The Trust says it cares for complex and challenging patients, which explains the high figures.

The charity says some Trusts use restraints too quickly.

Northumberland, Tyne and Wear health trust responds to patient data

A statement from Northumberland, Tyne and Wear NHS Trust said:

"Reasons for restraint can include a patient being violent or aggressive to either themselves or others with a small percentage of patients requiring high levels of restraint due to the complex nature of their illness.

"Analysis of our figures has shown that a small group of less than 50 patients, who demonstrate very complex and high-risk behaviours, account for over two thirds of the recorded incidents of restraint.

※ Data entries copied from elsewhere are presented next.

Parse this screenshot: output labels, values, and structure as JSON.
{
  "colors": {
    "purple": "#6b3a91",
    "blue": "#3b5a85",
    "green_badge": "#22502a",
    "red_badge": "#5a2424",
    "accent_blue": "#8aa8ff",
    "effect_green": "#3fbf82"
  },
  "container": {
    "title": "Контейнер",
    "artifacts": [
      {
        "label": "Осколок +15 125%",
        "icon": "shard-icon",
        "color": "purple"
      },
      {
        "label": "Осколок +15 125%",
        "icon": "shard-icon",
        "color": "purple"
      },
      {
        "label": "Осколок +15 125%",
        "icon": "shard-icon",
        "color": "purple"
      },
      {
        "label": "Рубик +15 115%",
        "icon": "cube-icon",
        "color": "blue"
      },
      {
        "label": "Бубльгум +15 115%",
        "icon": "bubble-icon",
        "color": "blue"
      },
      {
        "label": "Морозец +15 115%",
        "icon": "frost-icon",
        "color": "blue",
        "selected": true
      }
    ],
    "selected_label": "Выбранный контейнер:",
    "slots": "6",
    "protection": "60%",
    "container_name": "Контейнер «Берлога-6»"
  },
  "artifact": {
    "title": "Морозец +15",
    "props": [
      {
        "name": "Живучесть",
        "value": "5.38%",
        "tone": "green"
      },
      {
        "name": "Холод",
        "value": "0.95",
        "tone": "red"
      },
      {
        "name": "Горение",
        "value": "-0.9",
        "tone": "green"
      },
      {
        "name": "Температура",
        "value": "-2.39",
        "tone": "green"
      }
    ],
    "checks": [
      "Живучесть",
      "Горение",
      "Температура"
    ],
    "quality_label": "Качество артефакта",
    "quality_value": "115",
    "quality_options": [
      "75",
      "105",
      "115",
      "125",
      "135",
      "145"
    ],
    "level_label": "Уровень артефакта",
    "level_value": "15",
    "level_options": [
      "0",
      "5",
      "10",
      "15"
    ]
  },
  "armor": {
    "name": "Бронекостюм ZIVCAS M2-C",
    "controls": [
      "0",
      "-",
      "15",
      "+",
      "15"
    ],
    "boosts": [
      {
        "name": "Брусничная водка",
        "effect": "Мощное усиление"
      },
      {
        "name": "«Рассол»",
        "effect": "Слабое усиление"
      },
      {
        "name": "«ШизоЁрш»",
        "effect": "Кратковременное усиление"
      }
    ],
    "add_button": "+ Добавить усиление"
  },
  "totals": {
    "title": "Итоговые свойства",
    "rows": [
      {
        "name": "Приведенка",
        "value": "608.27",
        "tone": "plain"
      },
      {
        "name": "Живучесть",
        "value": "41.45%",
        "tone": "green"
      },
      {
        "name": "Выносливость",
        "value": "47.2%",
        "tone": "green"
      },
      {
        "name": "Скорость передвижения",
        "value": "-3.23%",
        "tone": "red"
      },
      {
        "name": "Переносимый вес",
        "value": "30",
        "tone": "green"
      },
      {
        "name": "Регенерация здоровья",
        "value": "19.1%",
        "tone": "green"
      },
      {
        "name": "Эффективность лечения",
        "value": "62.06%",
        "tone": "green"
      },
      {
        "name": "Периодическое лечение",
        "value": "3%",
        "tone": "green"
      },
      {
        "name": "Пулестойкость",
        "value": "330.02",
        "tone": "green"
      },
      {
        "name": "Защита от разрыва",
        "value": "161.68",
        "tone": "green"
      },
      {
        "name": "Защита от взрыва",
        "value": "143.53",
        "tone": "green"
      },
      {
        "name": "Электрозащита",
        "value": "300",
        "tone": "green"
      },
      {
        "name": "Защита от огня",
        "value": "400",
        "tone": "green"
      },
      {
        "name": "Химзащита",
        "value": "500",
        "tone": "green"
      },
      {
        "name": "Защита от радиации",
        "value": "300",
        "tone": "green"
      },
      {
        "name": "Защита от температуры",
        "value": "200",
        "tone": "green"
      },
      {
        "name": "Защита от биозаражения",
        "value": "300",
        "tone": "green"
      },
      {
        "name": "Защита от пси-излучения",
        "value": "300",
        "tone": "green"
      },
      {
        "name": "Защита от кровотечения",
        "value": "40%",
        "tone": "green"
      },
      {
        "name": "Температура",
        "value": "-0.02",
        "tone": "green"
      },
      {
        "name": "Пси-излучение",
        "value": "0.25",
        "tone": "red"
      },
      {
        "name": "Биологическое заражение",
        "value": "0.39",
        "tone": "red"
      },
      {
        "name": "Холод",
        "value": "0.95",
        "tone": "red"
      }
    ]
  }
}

"Our staff are given extensive training in recognition, prevention and de-escalation skills as well as methods of physical restraint and the risks associated with the use of physical restraint to ensure that they can manage episodes of violence and aggression in a safe, supportive, dignified and professional manner in line with national guidance.

"As one of the largest mental health and disability trusts in the country, covering two large cities in the North East, we recognise we are one of the highest reporters among those organisations who responded to Mind's Freedom of Information request.

"Our recorded statistics are comparable to other mental health trusts of similar size and who also provide a similar range of regional and national specialist services.

"Due to the specialist nature of a number of our services such as our forensic services, the trust cares for some of the most complex and challenging patients from all over the country, which means that the figures may be higher when comparing to areas without such specialist services."

– Northumberland, Tyne and Wear NHS Trust

North East patient restraint data revealed

Nearly 40,000 incidents of physical restraint on mental health patients in England were recorded in one year - with more than 3,000 in the "dangerous" face-down position - according to figures released by a charity.

Mind said data obtained under the FoI Act showed 39,883 reported incidents of physical restraint in mental health trusts during 2011/12, with at least 949 people with mental health problems being injured.

The Tees, Esk and Wear Valleys NHS Foundation Trust reported 3346 incidents in one year.

Northumberland, Tyne and Wear NHS Foundation Trust also recorded 923 incidents of face-down restraint according to the charity's figures.

A separate survey by Mind of 375 frontline healthcare staff involved in physically restraining people with mental health problems, showed:

  • 22% had not had face-to-face training on physical restraint techniques in the last 12 months
  • 42% said that, with hindsight, they felt that restraint had sometimes been used "inappropriately"

"Physical restraint can be humiliating, dangerous and even life-threatening and the huge variation in its use indicates that some trusts are using it too quickly.

"Face-down restraint, when a person is pinned face-down on the floor, is particularly dangerous, as well as extremely frightening to the person being restrained. It has no place in modern healthcare and its use must be ended."

– Paul Farmer, Mind chief executive